Haining had previously written The Magicians: Occult Stories and one can see an impact on the present collection from his previous work: Most notably in the articles by Algernon Blackwood and Aleister Crowley. The former’s piece A Psychical Invasion, which is taken from John Silence, Physician Extraordinary (1910), would be of special interest to parapsychologists and magicians, for it discusses synaesthesia , drug use, and of course psychical invasion. Crowley’s short story The Stratagem concludes Vol.1, which came to him after waking from an opium induced sleep.
Volume two – The Psychedelic Era: From Huxley to Lennon – is a slimmer volume, and it focuses largely on writers concerned with LSD, mescaline, and also contains sections from Allen Ginsberg and William S. Burroughs respective accounts of their journeys to South America to try ayahuasca. While in the former period, writers tended to outline the pleasures and pains of drug use, and did not actively encourage the reader to partake in the given substances themselves, Haining notes an interesting change of tone after 1950:
“The experience the writer describes is interesting, of course, but it is so interesting that there is the implication – In Huxley’s writing, for instance – or the direct assertion – in Leary’s – that the reader should experience it himself. Suddenly it has become good to take certain drugs” (Haining 1975, Vol.2, 14)
Haining vaguely puts this change down to ‘something’ in the ‘American character’. It is worth noting, however, that there are two points that really brought about this change.

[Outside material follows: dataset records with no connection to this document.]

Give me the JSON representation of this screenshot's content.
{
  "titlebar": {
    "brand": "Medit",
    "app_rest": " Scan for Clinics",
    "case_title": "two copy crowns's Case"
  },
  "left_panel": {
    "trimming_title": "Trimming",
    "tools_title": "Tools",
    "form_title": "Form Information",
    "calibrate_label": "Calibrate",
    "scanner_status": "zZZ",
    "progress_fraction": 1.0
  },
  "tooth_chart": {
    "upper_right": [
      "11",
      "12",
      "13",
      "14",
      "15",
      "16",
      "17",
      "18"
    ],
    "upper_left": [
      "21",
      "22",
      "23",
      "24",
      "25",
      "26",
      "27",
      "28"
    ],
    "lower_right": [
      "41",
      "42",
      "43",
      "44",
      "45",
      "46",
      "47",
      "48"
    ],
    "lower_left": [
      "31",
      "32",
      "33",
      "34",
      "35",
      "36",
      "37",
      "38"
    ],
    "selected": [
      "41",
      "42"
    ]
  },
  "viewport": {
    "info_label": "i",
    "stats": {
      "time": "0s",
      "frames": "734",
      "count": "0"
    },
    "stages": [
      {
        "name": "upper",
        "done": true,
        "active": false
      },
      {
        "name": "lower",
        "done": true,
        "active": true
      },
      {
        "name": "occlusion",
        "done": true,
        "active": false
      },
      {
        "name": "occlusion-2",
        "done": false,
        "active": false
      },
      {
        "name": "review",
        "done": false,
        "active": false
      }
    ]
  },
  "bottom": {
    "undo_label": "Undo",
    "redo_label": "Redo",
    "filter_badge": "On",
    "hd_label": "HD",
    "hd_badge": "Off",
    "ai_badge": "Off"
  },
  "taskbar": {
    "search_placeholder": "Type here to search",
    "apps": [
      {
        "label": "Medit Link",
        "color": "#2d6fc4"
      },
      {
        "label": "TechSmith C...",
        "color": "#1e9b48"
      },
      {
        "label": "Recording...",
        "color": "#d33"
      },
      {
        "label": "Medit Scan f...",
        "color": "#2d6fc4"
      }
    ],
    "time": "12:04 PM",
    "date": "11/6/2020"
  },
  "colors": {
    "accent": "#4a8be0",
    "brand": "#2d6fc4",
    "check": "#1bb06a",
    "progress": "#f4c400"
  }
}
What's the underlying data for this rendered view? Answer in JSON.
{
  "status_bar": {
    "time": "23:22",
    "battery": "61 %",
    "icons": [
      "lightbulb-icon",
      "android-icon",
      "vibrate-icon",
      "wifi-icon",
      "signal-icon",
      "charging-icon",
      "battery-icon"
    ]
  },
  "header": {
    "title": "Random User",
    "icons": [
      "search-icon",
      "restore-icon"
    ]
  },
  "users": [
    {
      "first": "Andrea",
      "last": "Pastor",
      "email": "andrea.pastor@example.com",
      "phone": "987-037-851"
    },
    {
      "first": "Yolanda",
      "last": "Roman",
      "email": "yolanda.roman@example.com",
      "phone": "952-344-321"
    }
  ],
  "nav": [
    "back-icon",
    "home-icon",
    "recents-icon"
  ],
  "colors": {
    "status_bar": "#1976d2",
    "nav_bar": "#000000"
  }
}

Firstly, psychedelics began to be described in terms of being a ‘teacher’. They were not simply stimulating imagination or loosely changing one’s perspective, but began to be understood as informing the user with certain philosophical and spiritual lessons. Secondly, and in consequence to the first, they had become politically charged. No moral lesson stands in a vacuum and as psychedelics started to enter into popular culture, ethical clashes emerged that politicized the drugs—making them a tool or badge to be worn or evangelized with.
Volume two is similarly divided into four sections: The first contains articles by the Beats, including a very engaging stream-of-consciousness from the unfinished autobiography of Neil Cassady; the second contains ones from such luminaries as Timothy Leary, Alan Watts and Andrew Weil; while the final two includes words from musicians like Jerry Garcia and John Lennon, New Journalists Hunter S. Thompson and Terry Southern, and writers such as Henri Michaux and Alexander Trocchi. Henri Michaux’s, in particular, a consumate drug experimenter, is very engaging piece of visionary writing taken from La Nuit Remue.
There have been a number of drug anthologies published over the last forty years but, as a two volume collection, this is probably one of the best. Although it very much concentrates on the modern era, it begins to outline just what drug writing meant to those who employed certain substances in their lives and the extent to which the substances entered into their creative lives as well. It contains a number of interesting, and little seen, passages that give the anthology a well-rounded and thought-provoking feel. It’s a shame that there’s not more in the way of European writers, but this doesn’t detract from Haining’s project as a whole.